About this Research Topic
Magnetohydrodynamics based fluid flow has a broad range occurrence in nature, like, solar flares, solar corona, sunspots, solar wind, etc., as well as in various industrial activities (e.g., advanced propulsion, tokamak fusion reactors, metallurgy, etc.). Primarily, the MHD couples Maxwell's electromagnetic equations with the conventional fluid dynamics (Navier -Stokes) equations and generate a modified body force term called `magnetic force', which causes a significant impact on the fluid flow patterns. The magnetic field, along with the convection heat transfer in the different systems, changes the magnetic force to intermingle with buoyancy force. It outlines the convective fluid flow pattern in the system, which may be useful in applications, such as the chemical engineering process, such as crystallization in semiconductors production (maintain crystal growth and minimizing fluid circulation by convection), blankets of liquid metal utilized for fusion reactors.
The characteristics of Magnetohydrodynamics convection are dependent upon the various flow governing factors, the geometry of the system, working fluid (Newtonian, non-Newtonian, nanofluid, etc.), thermal condition, presence of flow controlling bodies, etc. The interdependency of these parameters on the rate of heat transfer under the MHD condition shall be brought into notice.
This Research Topic welcomes research papers within, and not only limited to, the following themes:
· Numerical studies of MHD convection in various systems
· CFD analysis
· Porous media
· Effect of bluff body on thermo-Magnetoconvection
· Modifications in existing numerical techniques for solution of MHD convection
· Heat Transfer enhancements
· MHD convection for Non-Newtonian fluids
· MHD convection for various nanofluids
· Experimental studies
· Heat and Mass Transfer
Keywords: Magnetohydrodynamics (MHD), Computational Fluid Dynamics, Heat Transfer, Non-Newtonian Fluids

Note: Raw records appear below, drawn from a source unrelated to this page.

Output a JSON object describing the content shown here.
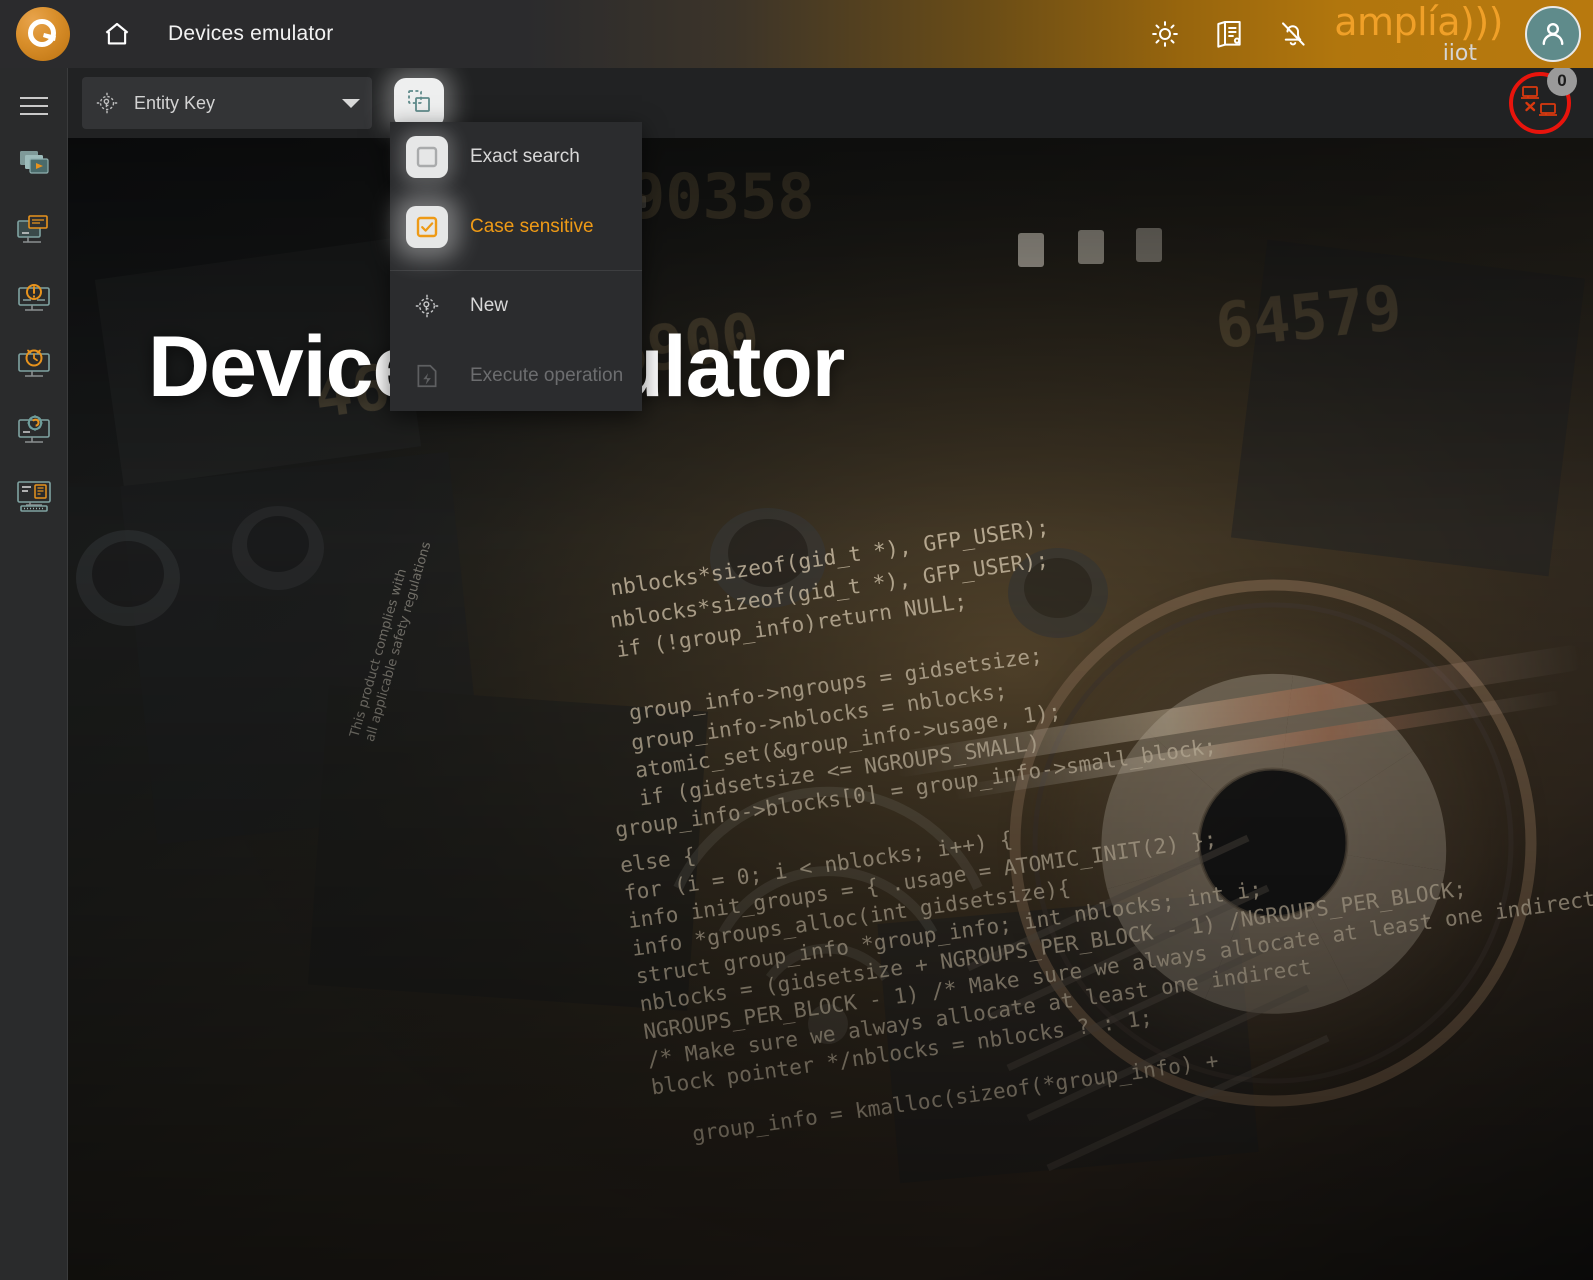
{
  "header": {
    "logo_icon": "amplia-q-logo-icon",
    "home_icon": "home-icon",
    "title": "Devices emulator",
    "actions": [
      {
        "name": "brightness-icon",
        "label": "Brightness"
      },
      {
        "name": "logbook-icon",
        "label": "Logbook"
      },
      {
        "name": "notifications-off-icon",
        "label": "Notifications off"
      }
    ],
    "brand_main": "amplía)))",
    "brand_sub": "iiot",
    "avatar_icon": "user-avatar-icon"
  },
  "sidebar": {
    "menu_toggle": "hamburger-icon",
    "items": [
      {
        "name": "sidebar-item-simulations",
        "icon": "layers-play-icon"
      },
      {
        "name": "sidebar-item-devices",
        "icon": "monitor-card-icon"
      },
      {
        "name": "sidebar-item-alarms",
        "icon": "monitor-alert-icon"
      },
      {
        "name": "sidebar-item-scheduler",
        "icon": "monitor-clock-icon"
      },
      {
        "name": "sidebar-item-settings",
        "icon": "monitor-gear-icon"
      },
      {
        "name": "sidebar-item-terminal",
        "icon": "monitor-terminal-icon"
      }
    ]
  },
  "toolbar": {
    "search": {
      "icon": "entity-key-icon",
      "value": "Entity Key",
      "placeholder": "Entity Key",
      "caret_icon": "chevron-down-icon"
    },
    "options_toggle": {
      "name": "search-options-toggle",
      "icon": "duplicate-square-icon"
    },
    "disconnected": {
      "icon": "disconnected-devices-icon",
      "badge": "0"
    }
  },
  "menu": {
    "items": [
      {
        "label": "Exact search",
        "icon": "checkbox-unchecked-icon",
        "state": "unchecked",
        "disabled": false,
        "accent": false
      },
      {
        "label": "Case sensitive",
        "icon": "checkbox-checked-icon",
        "state": "checked",
        "disabled": false,
        "accent": true
      },
      {
        "label": "New",
        "icon": "entity-key-icon",
        "state": "action",
        "disabled": false,
        "accent": false
      },
      {
        "label": "Execute operation",
        "icon": "execute-operation-icon",
        "state": "action",
        "disabled": true,
        "accent": false
      }
    ]
  },
  "main": {
    "hero_title": "Devices emulator"
  },
  "colors": {
    "accent_orange": "#ee9a16",
    "brand_orange": "#f0a028",
    "teal": "#5f8b8b",
    "alert_red": "#e8140c",
    "header_dark": "#2b2b2d",
    "sidebar_bg": "#2a2b2c",
    "toolbar_bg": "#212223",
    "menu_bg": "#2b2c2e"
  }
}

Important Note: All contributions to this Research Topic must be within the scope of the section and journal to which they are submitted, as defined in their mission statements. Frontiers reserves the right to guide an out-of-scope manuscript to a more suitable section or journal at any stage of peer review.